“We always say, ‘just come out and listen’ first. Don’t make yourself make a commitment to join. Just drop by and see what we have to offer.”
About two-thirds of the people who attend have never played an instrument before, yet Deck creates learning materials with diagrams for each instrument and gives lots of one-on-one attention. Recently Jimmy Moreland, an accomplished musician who used to play with the South Shore Symphony, joined the group and gives special help to people learning string instruments.
The orchestra has joined the Riverview and Sun City Center chambers of commerce and has already played for residents of Savannah Court and Feather Rock Village in Brandon. It is seeking opportunities to play for luncheons and senior living facilities.
“We are also available for charity fundraisers,” Deck said.
The orchestra members plan to host an information booth at Brandon’s Lifestyles Family Fitness center’s “Life After 50 FunFest” at 623 Oakfield Drive in Brandon Sept. 21 from 9 a.m. to 2 p.m. where players will give out brochures and flyers telling about the orchestra.
Deck has several degrees in both business and music, including a Master’s in Music from Wright State in Ohio and he won awards teaching Music Theory 101 to youth orchestras at the Ohio Conservatory of Music in Akron.
But until his automobile accident in 2006, he had never started or run an orchestra.

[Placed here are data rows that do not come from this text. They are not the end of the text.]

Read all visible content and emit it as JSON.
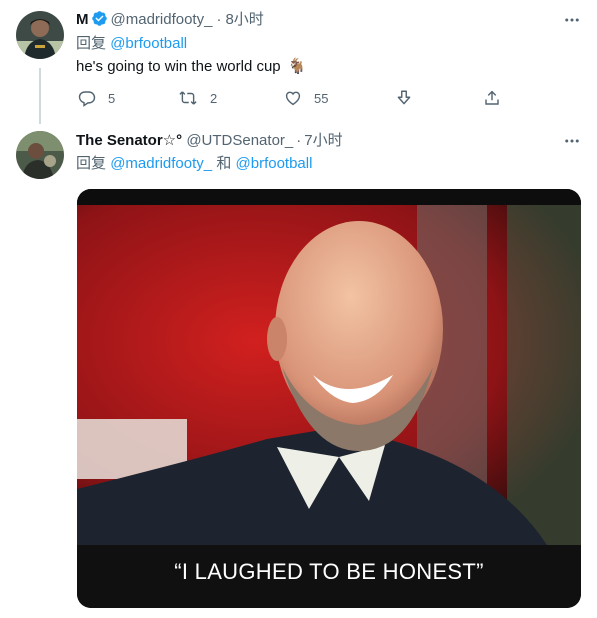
{
  "tweets": [
    {
      "display_name": "M",
      "handle": "@madridfooty_",
      "separator": "·",
      "time": "8小时",
      "reply_prefix": "回复",
      "reply_to_1": "@brfootball",
      "text": "he's going to win the world cup",
      "emoji": "🐐",
      "actions": {
        "replies": "5",
        "retweets": "2",
        "likes": "55"
      },
      "avatar_icon": "profile-photo",
      "verified_icon": "verified-badge-icon"
    },
    {
      "display_name": "The Senator☆°",
      "handle": "@UTDSenator_",
      "separator": "·",
      "time": "7小时",
      "reply_prefix": "回复",
      "reply_to_1": "@madridfooty_",
      "reply_joiner": "和",
      "reply_to_2": "@brfootball",
      "media": {
        "caption": "“I LAUGHED TO BE HONEST”"
      },
      "avatar_icon": "profile-photo"
    }
  ],
  "colors": {
    "link": "#1d9bf0",
    "muted": "#536471",
    "verified": "#1d9bf0",
    "thread_line": "#cfd9de"
  },
  "icons": [
    "more-icon",
    "reply-icon",
    "retweet-icon",
    "like-icon",
    "downvote-icon",
    "share-icon"
  ]
}
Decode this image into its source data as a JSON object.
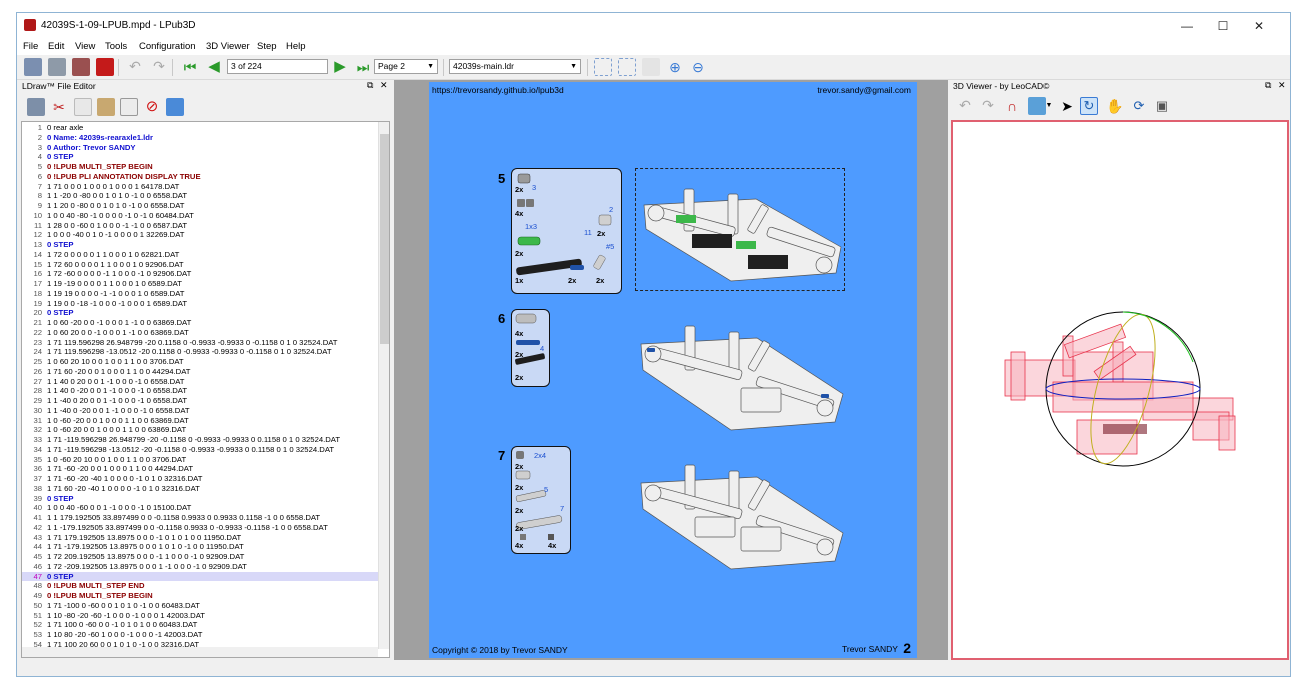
{
  "window": {
    "title": "42039S-1-09-LPUB.mpd - LPub3D"
  },
  "menu": [
    "File",
    "Edit",
    "View",
    "Tools",
    "Configuration",
    "3D Viewer",
    "Step",
    "Help"
  ],
  "toolbar": {
    "page_field": "3 of 224",
    "page_select": "Page 2",
    "model_select": "42039s-main.ldr"
  },
  "editor": {
    "title": "LDraw™ File Editor",
    "current_line": 47,
    "lines": [
      {
        "n": "1",
        "t": "0 rear axle",
        "k": ""
      },
      {
        "n": "2",
        "t": "0 Name: 42039s-rearaxle1.ldr",
        "k": "step"
      },
      {
        "n": "3",
        "t": "0 Author: Trevor SANDY",
        "k": "step"
      },
      {
        "n": "4",
        "t": "0 STEP",
        "k": "step"
      },
      {
        "n": "5",
        "t": "0 !LPUB MULTI_STEP BEGIN",
        "k": "meta"
      },
      {
        "n": "6",
        "t": "0 !LPUB PLI ANNOTATION DISPLAY TRUE",
        "k": "meta"
      },
      {
        "n": "7",
        "t": "1 71 0 0 0 1 0 0 0 1 0 0 0 1 64178.DAT",
        "k": ""
      },
      {
        "n": "8",
        "t": "1 1 -20 0 -80 0 0 1 0 1 0 -1 0 0 6558.DAT",
        "k": ""
      },
      {
        "n": "9",
        "t": "1 1 20 0 -80 0 0 1 0 1 0 -1 0 0 6558.DAT",
        "k": ""
      },
      {
        "n": "10",
        "t": "1 0 0 40 -80 -1 0 0 0 0 -1 0 -1 0 60484.DAT",
        "k": ""
      },
      {
        "n": "11",
        "t": "1 28 0 0 -60 0 1 0 0 0 -1 -1 0 0 6587.DAT",
        "k": ""
      },
      {
        "n": "12",
        "t": "1 0 0 0 -40 0 1 0 -1 0 0 0 0 1 32269.DAT",
        "k": ""
      },
      {
        "n": "13",
        "t": "0 STEP",
        "k": "step"
      },
      {
        "n": "14",
        "t": "1 72 0 0 0 0 0 1 1 0 0 0 1 0 62821.DAT",
        "k": ""
      },
      {
        "n": "15",
        "t": "1 72 60 0 0 0 0 1 1 0 0 0 1 0 92906.DAT",
        "k": ""
      },
      {
        "n": "16",
        "t": "1 72 -60 0 0 0 0 -1 1 0 0 0 -1 0 92906.DAT",
        "k": ""
      },
      {
        "n": "17",
        "t": "1 19 -19 0 0 0 0 1 1 0 0 0 1 0 6589.DAT",
        "k": ""
      },
      {
        "n": "18",
        "t": "1 19 19 0 0 0 0 -1 -1 0 0 0 1 0 6589.DAT",
        "k": ""
      },
      {
        "n": "19",
        "t": "1 19 0 0 -18 -1 0 0 0 -1 0 0 0 1 6589.DAT",
        "k": ""
      },
      {
        "n": "20",
        "t": "0 STEP",
        "k": "step"
      },
      {
        "n": "21",
        "t": "1 0 60 -20 0 0 -1 0 0 0 1 -1 0 0 63869.DAT",
        "k": ""
      },
      {
        "n": "22",
        "t": "1 0 60 20 0 0 -1 0 0 0 1 -1 0 0 63869.DAT",
        "k": ""
      },
      {
        "n": "23",
        "t": "1 71 119.596298 26.948799 -20 0.1158 0 -0.9933 -0.9933 0 -0.1158 0 1 0 32524.DAT",
        "k": ""
      },
      {
        "n": "24",
        "t": "1 71 119.596298 -13.0512 -20 0.1158 0 -0.9933 -0.9933 0 -0.1158 0 1 0 32524.DAT",
        "k": ""
      },
      {
        "n": "25",
        "t": "1 0 60 20 10 0 0 1 0 0 1 1 0 0 3706.DAT",
        "k": ""
      },
      {
        "n": "26",
        "t": "1 71 60 -20 0 0 1 0 0 0 1 1 0 0 44294.DAT",
        "k": ""
      },
      {
        "n": "27",
        "t": "1 1 40 0 20 0 0 1 -1 0 0 0 -1 0 6558.DAT",
        "k": ""
      },
      {
        "n": "28",
        "t": "1 1 40 0 -20 0 0 1 -1 0 0 0 -1 0 6558.DAT",
        "k": ""
      },
      {
        "n": "29",
        "t": "1 1 -40 0 20 0 0 1 -1 0 0 0 -1 0 6558.DAT",
        "k": ""
      },
      {
        "n": "30",
        "t": "1 1 -40 0 -20 0 0 1 -1 0 0 0 -1 0 6558.DAT",
        "k": ""
      },
      {
        "n": "31",
        "t": "1 0 -60 -20 0 0 1 0 0 0 1 1 0 0 63869.DAT",
        "k": ""
      },
      {
        "n": "32",
        "t": "1 0 -60 20 0 0 1 0 0 0 1 1 0 0 63869.DAT",
        "k": ""
      },
      {
        "n": "33",
        "t": "1 71 -119.596298 26.948799 -20 -0.1158 0 -0.9933 -0.9933 0 0.1158 0 1 0 32524.DAT",
        "k": ""
      },
      {
        "n": "34",
        "t": "1 71 -119.596298 -13.0512 -20 -0.1158 0 -0.9933 -0.9933 0 0.1158 0 1 0 32524.DAT",
        "k": ""
      },
      {
        "n": "35",
        "t": "1 0 -60 20 10 0 0 1 0 0 1 1 0 0 3706.DAT",
        "k": ""
      },
      {
        "n": "36",
        "t": "1 71 -60 -20 0 0 1 0 0 0 1 1 0 0 44294.DAT",
        "k": ""
      },
      {
        "n": "37",
        "t": "1 71 -60 -20 -40 1 0 0 0 0 -1 0 1 0 32316.DAT",
        "k": ""
      },
      {
        "n": "38",
        "t": "1 71 60 -20 -40 1 0 0 0 0 -1 0 1 0 32316.DAT",
        "k": ""
      },
      {
        "n": "39",
        "t": "0 STEP",
        "k": "step"
      },
      {
        "n": "40",
        "t": "1 0 0 40 -60 0 0 1 -1 0 0 0 -1 0 15100.DAT",
        "k": ""
      },
      {
        "n": "41",
        "t": "1 1 179.192505 33.897499 0 0 -0.1158 0.9933 0 0.9933 0.1158 -1 0 0 6558.DAT",
        "k": ""
      },
      {
        "n": "42",
        "t": "1 1 -179.192505 33.897499 0 0 -0.1158 0.9933 0 -0.9933 -0.1158 -1 0 0 6558.DAT",
        "k": ""
      },
      {
        "n": "43",
        "t": "1 71 179.192505 13.8975 0 0 0 -1 0 1 0 1 0 0 11950.DAT",
        "k": ""
      },
      {
        "n": "44",
        "t": "1 71 -179.192505 13.8975 0 0 0 1 0 1 0 -1 0 0 11950.DAT",
        "k": ""
      },
      {
        "n": "45",
        "t": "1 72 209.192505 13.8975 0 0 0 -1 1 0 0 0 -1 0 92909.DAT",
        "k": ""
      },
      {
        "n": "46",
        "t": "1 72 -209.192505 13.8975 0 0 0 1 -1 0 0 0 -1 0 92909.DAT",
        "k": ""
      },
      {
        "n": "47",
        "t": "0 STEP",
        "k": "step"
      },
      {
        "n": "48",
        "t": "0 !LPUB MULTI_STEP END",
        "k": "meta"
      },
      {
        "n": "49",
        "t": "0 !LPUB MULTI_STEP BEGIN",
        "k": "meta"
      },
      {
        "n": "50",
        "t": "1 71 -100 0 -60 0 0 1 0 1 0 -1 0 0 60483.DAT",
        "k": ""
      },
      {
        "n": "51",
        "t": "1 10 -80 -20 -60 -1 0 0 0 -1 0 0 0 1 42003.DAT",
        "k": ""
      },
      {
        "n": "52",
        "t": "1 71 100 0 -60 0 0 -1 0 1 0 1 0 0 60483.DAT",
        "k": ""
      },
      {
        "n": "53",
        "t": "1 10 80 -20 -60 1 0 0 0 -1 0 0 0 -1 42003.DAT",
        "k": ""
      },
      {
        "n": "54",
        "t": "1 71 100 20 60 0 0 1 0 1 0 -1 0 0 32316.DAT",
        "k": ""
      }
    ]
  },
  "page": {
    "url": "https://trevorsandy.github.io/lpub3d",
    "email": "trevor.sandy@gmail.com",
    "copyright": "Copyright © 2018 by Trevor SANDY",
    "author": "Trevor SANDY",
    "number": "2",
    "steps": [
      {
        "num": "5",
        "parts": [
          {
            "qty": "2x",
            "ann": "3"
          },
          {
            "qty": "4x",
            "ann": ""
          },
          {
            "qty": "2x",
            "ann": "1x3"
          },
          {
            "qty": "2x",
            "ann": "2"
          },
          {
            "qty": "1x",
            "ann": "11"
          },
          {
            "qty": "2x",
            "ann": ""
          },
          {
            "qty": "2x",
            "ann": "#5"
          }
        ]
      },
      {
        "num": "6",
        "parts": [
          {
            "qty": "4x",
            "ann": ""
          },
          {
            "qty": "2x",
            "ann": "4"
          },
          {
            "qty": "2x",
            "ann": ""
          }
        ]
      },
      {
        "num": "7",
        "parts": [
          {
            "qty": "2x",
            "ann": "2x4"
          },
          {
            "qty": "2x",
            "ann": ""
          },
          {
            "qty": "2x",
            "ann": "5"
          },
          {
            "qty": "2x",
            "ann": "7"
          },
          {
            "qty": "4x",
            "ann": ""
          },
          {
            "qty": "4x",
            "ann": ""
          }
        ]
      }
    ]
  },
  "viewer": {
    "title": "3D Viewer - by LeoCAD©"
  },
  "colors": {
    "page_bg": "#4e9bff",
    "pli_bg": "#c9d9f5",
    "model_red": "#e8344d",
    "accent_blue": "#1a4fd0"
  }
}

“I was in a terrible accident where my (Ford) F-150 was T-boned and I actually flew out of my vehicle into the truck (that hit him) and broke ribs, lacerated my liver and lung and had so many other injuries doctors told me I was never to pick up even as much as 25 pounds again,” Deck said. “I almost died. For months I was depressed. My business required lots of hard physical work I could no longer do. Then a year ago last August I saw a little ad about New Horizons and started attending their concerts in Tampa. I didn’t want to live the rest of my life depressed. Finally, I thought, ‘why, with my music degrees I could do this!’ and I used it as a way to work out of my depression.”
“It’s never too late for anyone to learn music,” he said. “Since we opened up to people over 21, anyone can learn to play an instrument that has one or wants to rent one. He doesn’t recommend people buying an instrument until they have tried to play it.

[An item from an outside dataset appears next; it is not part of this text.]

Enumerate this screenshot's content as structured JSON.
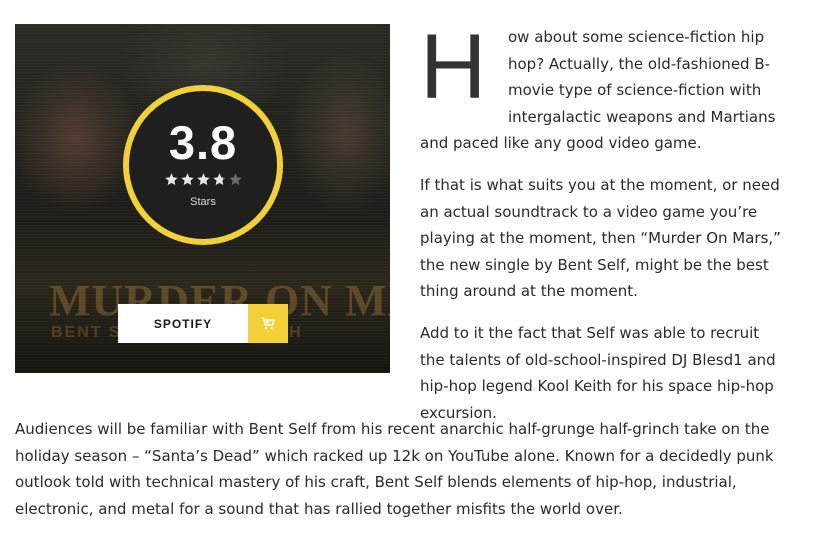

“Our sponsor, The Music Showcase (on Oakfield Drive in Brandon) gives discounts to our members. They have been a wonderful source of help to us.”
It was at the Music Showcase that Deck held the informational meetings.
Even though the local orchestra is a separate 501(c)(3) it is “partners with” and is linked to the national New Horizons website (by clicking Florida groups), and will soon have its own site as well. That site is currently under construction at www.ndomusic.org. Both sites will link to each other and to the business sponsor as well.
Deck can be reached at (813) 671-4278 or firstname.lastname@example.org. The best way, however, to find out about the orchestra is just to show up at a practice session located on the second floor of the First Presbyterian Church, 121 Carver Ave., Brandon. That is a left turn off S.R. 60 going East one block east of Parsons Avenue. They are there Tuesdays from 7 to 9 p.m. and Thursdays from 10 a.m. to noon.